Indiana enjoys lower electrical rates, according to IU Kelley School economist
Hoosier businesses and households enjoy lower average electricity rates than do most firms and families across the nation, according to an article by an Indiana University economist in the current issue of INContext.
INContext is produced through a partnership of the Indiana Business Research Center in IU's Kelley School of Business and the Indiana Department of Commerce.
Comparative data from the U.S. Department of Energy indicate that in 1999, the average cost per kilowatt-hour (kwh) in Indiana was 5.2 cents, which is 21 percent lower than the national average of 6.6 cents. The article, written by Morton J. Marcus, IBRC executive director, indicates that Indiana ranks eighth in the nation for lowest electricity cost per kilowatt-hour. The leaders in that ranking, Idaho and Washington, benefit from hydroelectric power production.
The data indicate that industrial, commercial and residential users in Indiana all pay lower average amounts per kilowatt hour than their national counterparts.
"Regionally, Indiana ranks second among its neighbors in electricity prices," Marcus said. "Indiana and Kentucky, the leader in the region, both have substantially lower rates because they use coal almost exclusively for the generation of electricity."
Residential electricity sales per household in Indiana averaged 13,018 kilowatt-hours in 1999, which was the 20th highest usage level in the nation. Annual cost per household in Indiana was $900, which ranked 26th. At 16,790 kilowatt-hours, Tennessee led the nation in usage, while South Carolina, at $1,229 per household, had the highest annual cost of electricity.

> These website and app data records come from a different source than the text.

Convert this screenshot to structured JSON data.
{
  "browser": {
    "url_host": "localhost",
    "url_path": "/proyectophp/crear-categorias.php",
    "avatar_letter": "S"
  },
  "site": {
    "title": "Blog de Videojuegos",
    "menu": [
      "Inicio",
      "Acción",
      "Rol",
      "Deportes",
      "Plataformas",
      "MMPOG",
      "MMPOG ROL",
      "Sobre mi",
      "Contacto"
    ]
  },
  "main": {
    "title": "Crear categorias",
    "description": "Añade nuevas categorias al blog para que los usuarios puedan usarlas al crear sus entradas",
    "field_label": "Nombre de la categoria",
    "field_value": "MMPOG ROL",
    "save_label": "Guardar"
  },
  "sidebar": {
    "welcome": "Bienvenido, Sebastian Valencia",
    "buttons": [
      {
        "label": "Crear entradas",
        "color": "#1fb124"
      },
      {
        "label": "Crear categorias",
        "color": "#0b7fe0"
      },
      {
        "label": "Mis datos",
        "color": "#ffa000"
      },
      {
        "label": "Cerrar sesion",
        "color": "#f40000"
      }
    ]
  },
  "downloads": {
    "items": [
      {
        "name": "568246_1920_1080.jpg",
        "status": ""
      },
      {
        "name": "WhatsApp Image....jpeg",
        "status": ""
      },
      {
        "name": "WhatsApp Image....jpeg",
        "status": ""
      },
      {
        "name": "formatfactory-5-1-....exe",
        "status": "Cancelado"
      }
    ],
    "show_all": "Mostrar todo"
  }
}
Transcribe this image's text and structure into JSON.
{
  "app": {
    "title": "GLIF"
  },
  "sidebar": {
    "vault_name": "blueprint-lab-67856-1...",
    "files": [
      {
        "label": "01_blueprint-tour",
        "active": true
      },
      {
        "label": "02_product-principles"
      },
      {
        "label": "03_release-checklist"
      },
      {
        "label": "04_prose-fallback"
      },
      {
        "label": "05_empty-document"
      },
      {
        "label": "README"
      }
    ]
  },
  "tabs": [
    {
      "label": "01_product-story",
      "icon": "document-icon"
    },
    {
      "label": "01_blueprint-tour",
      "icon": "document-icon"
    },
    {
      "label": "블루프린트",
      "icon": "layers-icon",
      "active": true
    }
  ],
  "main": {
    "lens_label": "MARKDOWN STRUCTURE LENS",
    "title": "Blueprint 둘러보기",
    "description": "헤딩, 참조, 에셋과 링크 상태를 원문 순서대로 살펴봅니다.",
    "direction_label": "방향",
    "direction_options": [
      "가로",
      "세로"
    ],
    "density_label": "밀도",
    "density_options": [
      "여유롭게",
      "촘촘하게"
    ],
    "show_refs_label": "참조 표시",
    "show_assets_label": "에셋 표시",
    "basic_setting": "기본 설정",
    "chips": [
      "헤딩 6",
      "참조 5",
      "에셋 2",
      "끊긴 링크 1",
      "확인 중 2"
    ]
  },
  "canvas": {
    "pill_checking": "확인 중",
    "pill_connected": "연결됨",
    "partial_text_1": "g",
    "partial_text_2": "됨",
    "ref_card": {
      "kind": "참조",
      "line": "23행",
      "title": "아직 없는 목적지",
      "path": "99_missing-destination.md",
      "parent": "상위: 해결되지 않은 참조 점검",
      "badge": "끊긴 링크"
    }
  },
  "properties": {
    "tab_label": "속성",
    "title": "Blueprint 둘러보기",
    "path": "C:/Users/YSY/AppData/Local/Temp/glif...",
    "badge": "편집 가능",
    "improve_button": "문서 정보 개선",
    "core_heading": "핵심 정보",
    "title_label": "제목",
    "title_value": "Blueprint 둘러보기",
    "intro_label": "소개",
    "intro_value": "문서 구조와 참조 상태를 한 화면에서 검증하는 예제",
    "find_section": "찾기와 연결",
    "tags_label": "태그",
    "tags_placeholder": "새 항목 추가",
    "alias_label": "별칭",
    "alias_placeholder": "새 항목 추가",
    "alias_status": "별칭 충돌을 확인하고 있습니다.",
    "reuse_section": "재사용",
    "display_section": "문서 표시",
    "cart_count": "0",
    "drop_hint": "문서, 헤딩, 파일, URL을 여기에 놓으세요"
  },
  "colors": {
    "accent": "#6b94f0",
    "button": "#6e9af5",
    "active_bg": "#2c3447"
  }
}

"While the Hoosier state's residents have higher usage rates, their annual bills are lower than those in the nation as a whole because of lower prices," Marcus said. "Electricity is important to every sector of the Indiana economy, including industry. Electricity runs the machines that enable workers to do their jobs."
Wyoming had the highest usage per worker (122.8 kilowatt-hours) of any state in 1999. Kentucky, West Virginia and Louisiana followed, in that order. Each of these states mines significant quantities of coal or petroleum. Indiana ranked relatively low, 12th, in average usage per worker, but was still 46 percent above the national average in total usage per employee because of our heavy manufacturing employment.
Overall, the industrial sector -- including manufacturing, mining, construction, agricultural services, fishing and forestry -- accounted for 49 percent of electricity usage in Indiana in 1999 but only 33 percent nationwide.
"Clearly, the price and availability of electricity will remain an important component of our state's economic future," Marcus said.
INContext is published every two months and is circulated in print to Indiana business leaders and state and local governmental officials. It is available free of charge on the Web at http://www.ibrc.indiana.edu/incontext/. In addition, the IN Context Web site offers access to articles in previous issues on the Indiana economy, country profiles and links to useful resources .